As I mentioned in the beginning as we move forward, creating breakthroughs in this new and ever-changing era of technology, there is a renewed need to hold fast to the precepts of ethics that we find within ourselves, and the organizations we choose to be a part of.

And as those organizations, and the millions of technologists within them, continue to work on behalf of humanity, they do so with the knowledge of the long-term impacts of their efforts.

Because of this, they work accordingly, ensuring that what they design and build has a sustainable future. Gone are the days of planned obsolescence; today, it is not about how easily a construct can be replaced, but in how long it can endure and be productive.

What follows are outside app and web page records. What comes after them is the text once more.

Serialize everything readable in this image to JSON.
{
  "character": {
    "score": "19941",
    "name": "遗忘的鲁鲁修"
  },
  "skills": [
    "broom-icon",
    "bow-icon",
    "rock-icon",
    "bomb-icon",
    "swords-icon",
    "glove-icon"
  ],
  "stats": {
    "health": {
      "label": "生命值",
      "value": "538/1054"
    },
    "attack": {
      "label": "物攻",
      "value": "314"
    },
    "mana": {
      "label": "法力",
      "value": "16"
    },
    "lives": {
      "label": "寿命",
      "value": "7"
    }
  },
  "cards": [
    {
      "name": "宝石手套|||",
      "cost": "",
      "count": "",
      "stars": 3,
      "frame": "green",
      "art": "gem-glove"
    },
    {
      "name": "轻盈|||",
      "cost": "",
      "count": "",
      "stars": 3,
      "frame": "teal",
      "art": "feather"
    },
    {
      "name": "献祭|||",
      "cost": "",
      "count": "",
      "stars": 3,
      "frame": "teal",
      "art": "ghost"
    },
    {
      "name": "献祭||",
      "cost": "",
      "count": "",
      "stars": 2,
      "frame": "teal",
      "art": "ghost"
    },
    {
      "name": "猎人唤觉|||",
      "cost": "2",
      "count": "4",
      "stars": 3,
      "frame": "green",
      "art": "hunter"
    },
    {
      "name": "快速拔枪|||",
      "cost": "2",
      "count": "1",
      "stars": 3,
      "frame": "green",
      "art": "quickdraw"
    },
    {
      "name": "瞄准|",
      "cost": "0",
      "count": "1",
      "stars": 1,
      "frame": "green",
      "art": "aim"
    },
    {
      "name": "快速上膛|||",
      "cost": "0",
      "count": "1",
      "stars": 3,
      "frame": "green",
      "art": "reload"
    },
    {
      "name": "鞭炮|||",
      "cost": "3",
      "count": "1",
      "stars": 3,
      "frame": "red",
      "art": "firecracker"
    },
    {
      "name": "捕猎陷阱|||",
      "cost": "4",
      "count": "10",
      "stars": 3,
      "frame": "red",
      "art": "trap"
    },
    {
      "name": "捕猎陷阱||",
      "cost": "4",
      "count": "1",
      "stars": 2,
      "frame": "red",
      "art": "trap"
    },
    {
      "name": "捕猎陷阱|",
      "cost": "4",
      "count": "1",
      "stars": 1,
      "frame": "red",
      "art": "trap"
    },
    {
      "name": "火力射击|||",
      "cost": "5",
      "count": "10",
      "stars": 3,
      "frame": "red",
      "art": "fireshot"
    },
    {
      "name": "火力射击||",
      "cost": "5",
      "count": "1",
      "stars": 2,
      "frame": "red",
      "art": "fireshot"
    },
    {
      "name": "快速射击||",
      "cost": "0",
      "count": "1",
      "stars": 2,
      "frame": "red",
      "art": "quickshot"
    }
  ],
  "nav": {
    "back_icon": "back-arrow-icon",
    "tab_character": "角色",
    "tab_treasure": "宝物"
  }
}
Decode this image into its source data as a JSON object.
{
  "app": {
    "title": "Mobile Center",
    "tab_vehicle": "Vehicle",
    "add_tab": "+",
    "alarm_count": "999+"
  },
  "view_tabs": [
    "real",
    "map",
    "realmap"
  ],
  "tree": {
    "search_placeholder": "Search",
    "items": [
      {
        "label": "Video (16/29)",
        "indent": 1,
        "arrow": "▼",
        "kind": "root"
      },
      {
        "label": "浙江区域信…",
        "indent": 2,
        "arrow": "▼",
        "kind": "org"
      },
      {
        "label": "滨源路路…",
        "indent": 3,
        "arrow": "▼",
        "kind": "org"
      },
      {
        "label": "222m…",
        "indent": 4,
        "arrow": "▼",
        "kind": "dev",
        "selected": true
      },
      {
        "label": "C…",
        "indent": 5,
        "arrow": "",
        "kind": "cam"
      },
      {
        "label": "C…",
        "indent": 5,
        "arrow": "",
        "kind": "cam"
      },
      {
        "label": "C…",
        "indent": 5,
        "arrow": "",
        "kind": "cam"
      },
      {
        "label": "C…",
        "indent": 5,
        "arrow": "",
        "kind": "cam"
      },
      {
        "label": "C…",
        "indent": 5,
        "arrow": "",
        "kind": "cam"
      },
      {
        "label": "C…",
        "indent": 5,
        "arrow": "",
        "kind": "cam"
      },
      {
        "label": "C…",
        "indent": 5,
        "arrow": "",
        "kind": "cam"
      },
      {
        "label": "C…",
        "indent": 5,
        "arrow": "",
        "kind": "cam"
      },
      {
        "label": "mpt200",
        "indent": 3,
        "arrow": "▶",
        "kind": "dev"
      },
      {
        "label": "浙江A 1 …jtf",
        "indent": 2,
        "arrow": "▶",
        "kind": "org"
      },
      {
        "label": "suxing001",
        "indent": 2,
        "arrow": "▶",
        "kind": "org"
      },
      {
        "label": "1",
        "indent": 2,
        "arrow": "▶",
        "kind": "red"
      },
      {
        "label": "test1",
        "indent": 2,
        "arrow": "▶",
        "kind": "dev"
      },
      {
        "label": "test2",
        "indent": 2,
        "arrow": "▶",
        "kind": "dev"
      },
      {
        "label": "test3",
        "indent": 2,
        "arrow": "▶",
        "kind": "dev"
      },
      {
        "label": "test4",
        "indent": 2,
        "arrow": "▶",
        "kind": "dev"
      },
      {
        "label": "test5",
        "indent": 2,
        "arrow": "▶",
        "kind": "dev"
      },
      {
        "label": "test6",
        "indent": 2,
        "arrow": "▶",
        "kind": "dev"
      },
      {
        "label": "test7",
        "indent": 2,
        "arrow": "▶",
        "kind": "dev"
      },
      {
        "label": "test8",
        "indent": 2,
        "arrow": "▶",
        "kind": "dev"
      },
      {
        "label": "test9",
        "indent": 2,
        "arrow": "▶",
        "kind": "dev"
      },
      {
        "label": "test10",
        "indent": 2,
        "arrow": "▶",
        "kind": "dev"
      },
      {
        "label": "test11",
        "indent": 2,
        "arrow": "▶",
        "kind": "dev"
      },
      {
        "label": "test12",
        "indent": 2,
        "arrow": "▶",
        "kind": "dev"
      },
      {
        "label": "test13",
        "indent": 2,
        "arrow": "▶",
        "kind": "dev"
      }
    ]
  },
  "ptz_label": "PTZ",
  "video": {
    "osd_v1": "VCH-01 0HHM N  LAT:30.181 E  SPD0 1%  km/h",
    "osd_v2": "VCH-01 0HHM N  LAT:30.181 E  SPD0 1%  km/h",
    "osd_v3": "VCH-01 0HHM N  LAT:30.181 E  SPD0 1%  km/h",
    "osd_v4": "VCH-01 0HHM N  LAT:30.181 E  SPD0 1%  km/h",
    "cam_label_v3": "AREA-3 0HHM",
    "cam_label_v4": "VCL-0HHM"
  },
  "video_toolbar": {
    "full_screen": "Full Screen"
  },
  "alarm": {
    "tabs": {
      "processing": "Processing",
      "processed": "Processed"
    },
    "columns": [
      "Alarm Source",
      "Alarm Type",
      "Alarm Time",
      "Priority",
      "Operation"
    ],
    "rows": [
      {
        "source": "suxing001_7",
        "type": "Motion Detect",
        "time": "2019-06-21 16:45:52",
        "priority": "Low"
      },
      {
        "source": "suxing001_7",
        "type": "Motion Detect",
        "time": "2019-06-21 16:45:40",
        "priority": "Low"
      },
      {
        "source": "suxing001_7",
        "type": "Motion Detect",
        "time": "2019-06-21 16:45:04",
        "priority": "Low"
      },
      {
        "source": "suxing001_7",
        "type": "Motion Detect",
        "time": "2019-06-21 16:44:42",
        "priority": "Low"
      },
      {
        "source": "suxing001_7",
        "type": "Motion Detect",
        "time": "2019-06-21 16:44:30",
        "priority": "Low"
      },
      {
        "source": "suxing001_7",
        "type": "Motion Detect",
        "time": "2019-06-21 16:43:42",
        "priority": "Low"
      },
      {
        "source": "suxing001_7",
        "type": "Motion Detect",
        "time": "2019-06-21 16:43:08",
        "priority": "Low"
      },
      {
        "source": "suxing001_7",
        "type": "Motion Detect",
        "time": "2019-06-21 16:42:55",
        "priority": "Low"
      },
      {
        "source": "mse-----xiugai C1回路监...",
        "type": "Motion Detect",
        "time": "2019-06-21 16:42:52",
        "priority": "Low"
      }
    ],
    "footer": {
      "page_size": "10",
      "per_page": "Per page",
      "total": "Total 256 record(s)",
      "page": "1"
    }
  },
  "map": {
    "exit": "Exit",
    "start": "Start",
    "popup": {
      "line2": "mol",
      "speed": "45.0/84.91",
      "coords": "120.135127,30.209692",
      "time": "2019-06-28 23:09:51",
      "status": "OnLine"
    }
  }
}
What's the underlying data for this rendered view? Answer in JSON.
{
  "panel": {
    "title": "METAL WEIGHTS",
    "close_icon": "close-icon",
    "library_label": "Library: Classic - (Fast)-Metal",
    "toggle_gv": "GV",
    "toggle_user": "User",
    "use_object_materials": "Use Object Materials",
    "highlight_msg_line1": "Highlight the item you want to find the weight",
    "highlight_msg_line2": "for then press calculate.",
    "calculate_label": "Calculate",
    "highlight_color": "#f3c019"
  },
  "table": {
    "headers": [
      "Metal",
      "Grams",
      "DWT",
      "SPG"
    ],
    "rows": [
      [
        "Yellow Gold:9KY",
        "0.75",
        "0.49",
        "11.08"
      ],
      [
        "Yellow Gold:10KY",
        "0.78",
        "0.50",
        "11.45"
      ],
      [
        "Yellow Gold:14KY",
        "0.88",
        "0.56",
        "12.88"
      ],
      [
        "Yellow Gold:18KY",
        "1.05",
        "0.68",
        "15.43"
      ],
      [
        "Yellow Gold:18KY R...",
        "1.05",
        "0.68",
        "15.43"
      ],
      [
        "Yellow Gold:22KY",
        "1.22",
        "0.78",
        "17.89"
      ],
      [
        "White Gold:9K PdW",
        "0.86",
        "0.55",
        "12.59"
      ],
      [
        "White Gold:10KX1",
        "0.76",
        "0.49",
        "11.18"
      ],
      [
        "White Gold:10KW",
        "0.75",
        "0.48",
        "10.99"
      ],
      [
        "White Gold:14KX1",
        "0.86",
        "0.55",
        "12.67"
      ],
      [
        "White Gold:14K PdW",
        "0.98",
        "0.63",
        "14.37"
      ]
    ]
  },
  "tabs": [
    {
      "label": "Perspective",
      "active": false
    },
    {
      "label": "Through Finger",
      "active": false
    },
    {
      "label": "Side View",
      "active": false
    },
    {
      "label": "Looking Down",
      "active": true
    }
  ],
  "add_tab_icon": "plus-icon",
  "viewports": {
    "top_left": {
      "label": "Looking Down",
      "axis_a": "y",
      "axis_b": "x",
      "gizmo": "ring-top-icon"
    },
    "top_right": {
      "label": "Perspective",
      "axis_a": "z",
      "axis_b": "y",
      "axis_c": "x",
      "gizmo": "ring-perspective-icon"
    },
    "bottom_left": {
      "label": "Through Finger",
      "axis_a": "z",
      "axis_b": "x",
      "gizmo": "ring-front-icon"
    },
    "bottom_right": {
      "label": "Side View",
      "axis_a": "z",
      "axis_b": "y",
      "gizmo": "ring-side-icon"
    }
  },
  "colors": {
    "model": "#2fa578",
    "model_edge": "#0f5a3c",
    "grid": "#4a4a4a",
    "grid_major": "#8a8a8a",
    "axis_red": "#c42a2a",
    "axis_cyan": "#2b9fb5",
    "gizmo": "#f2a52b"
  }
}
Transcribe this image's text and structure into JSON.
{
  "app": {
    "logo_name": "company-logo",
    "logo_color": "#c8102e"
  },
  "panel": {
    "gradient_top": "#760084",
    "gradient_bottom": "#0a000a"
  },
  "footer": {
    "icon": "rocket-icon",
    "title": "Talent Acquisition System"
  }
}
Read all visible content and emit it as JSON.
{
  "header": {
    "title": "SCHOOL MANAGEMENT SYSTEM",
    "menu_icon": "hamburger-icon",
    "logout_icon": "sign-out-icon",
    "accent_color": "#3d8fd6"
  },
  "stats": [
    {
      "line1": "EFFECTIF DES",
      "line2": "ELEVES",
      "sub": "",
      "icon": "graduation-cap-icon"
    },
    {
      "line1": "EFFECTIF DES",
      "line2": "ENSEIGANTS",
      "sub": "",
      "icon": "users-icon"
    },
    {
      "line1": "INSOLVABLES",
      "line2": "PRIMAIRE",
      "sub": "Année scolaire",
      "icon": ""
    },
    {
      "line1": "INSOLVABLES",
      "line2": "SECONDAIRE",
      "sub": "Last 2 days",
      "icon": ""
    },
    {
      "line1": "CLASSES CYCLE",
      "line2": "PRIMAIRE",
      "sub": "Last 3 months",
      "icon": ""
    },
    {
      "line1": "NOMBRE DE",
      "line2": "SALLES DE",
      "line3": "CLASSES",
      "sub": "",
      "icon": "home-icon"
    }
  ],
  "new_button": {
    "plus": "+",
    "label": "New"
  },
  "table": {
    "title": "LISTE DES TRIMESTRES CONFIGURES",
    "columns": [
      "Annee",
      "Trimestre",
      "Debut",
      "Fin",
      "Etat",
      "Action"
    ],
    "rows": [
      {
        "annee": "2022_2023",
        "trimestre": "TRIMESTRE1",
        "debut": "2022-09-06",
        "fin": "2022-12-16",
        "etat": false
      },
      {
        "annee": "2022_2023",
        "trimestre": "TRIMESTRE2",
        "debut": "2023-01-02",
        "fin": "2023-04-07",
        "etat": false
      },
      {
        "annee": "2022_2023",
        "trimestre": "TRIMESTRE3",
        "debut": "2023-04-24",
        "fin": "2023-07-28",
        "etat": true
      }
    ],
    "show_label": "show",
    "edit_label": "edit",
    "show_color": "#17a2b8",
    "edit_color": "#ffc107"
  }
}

In the years to come, we will be dealing with issues of ethics that could not have been foreseen even a brief generation ago.

As the biological and technological converge through improved medical devices, there will be questions about their use, and about the use of the data generated by those devices.

  • Wearable and implantable devices are here, and already gathering data. Eventually, there will be millions of bits of data out there about the health of individuals and populations.
    • Will it be ethical for a third party to purchase that information, and use it in their business intelligence efforts?
    • Will it be ethical for our government to have that information? And, if we are agreeable to that—will it be ethical for our government to share that information with other governments?
  • As we engage in efforts to map the electrical complexities of the human brain, we will develop a roadmap that allows us to once and for all see the pathways for memory, for emotion, for reasoning, and for countless other neural activities. We will be able to effect dramatic change in the human mind.
    • Will it be ethical to alter those pathways? If so, where will the line for alterations be drawn? Brain injuries? Mental illness? Developmental disabilities? More to the point—who decides? The patient? The caregiver?
    • Will it be ethical to enhance the human mind? If we know the neural pathways, it is a short step to recreating them. What choices will need to be made when the brain of a Nobel Prize winner can be downloaded from the cloud—and uploaded into the mind of a ten-year-old?
    • As machine learning improves, there will be questions about what should be given over, as a responsibility, to an artificial agent—and what should not.
    • Will it be ethical for artificial agents to determine the outcome of elections, based upon data from the populace?
    • If so, who determines what data will be utilized? Who determines what individuals the data will be gathered from?
  • Will it be ethical for artificial agents to determine the outcome of healthcare treatments, based upon a combination of your data and data from a larger cohort?
    • If so, will it be you who makes a treatment decision, based upon the input from that artificial agent? Or your doctor? Or the hospital? Or an insurance company?As those bent on exploiting technology for nefarious purposes create new crimes in the digital world, there will be questions about what actions should, and should not, be undertaken to foil their efforts.
  • Will it be ethical to commit small crimes in order to catch those committing more significant crimes?
    • Is the invasion of an individual’s privacy at a decision-making level justified when trying to save a thousand lives? Is it justified when trying to save just one?
  • Will it be ethical to use the private data of a population to anticipate criminal or terroristic behavior?
    • Who will use that data? Governments? The private sector? Local police forces?

I know that today and tomorrow, topics such as these have been and will be the focus of your discussions. As I said at the outset, the Symposium’s theme of “Ethics And…” was an exceptional choice, for it points to the breadth and scope of how many facets of our lives, our professions, and our societies require ethical choices and right action.

We all bring different perspectives to the practice of ethics, and what is a “right” choice, as we would define it. But at the core of all of this lies a deep and abiding commitment to the health, well-being, and future of our families, our communities, and our world.


J. Roberto B. De Marca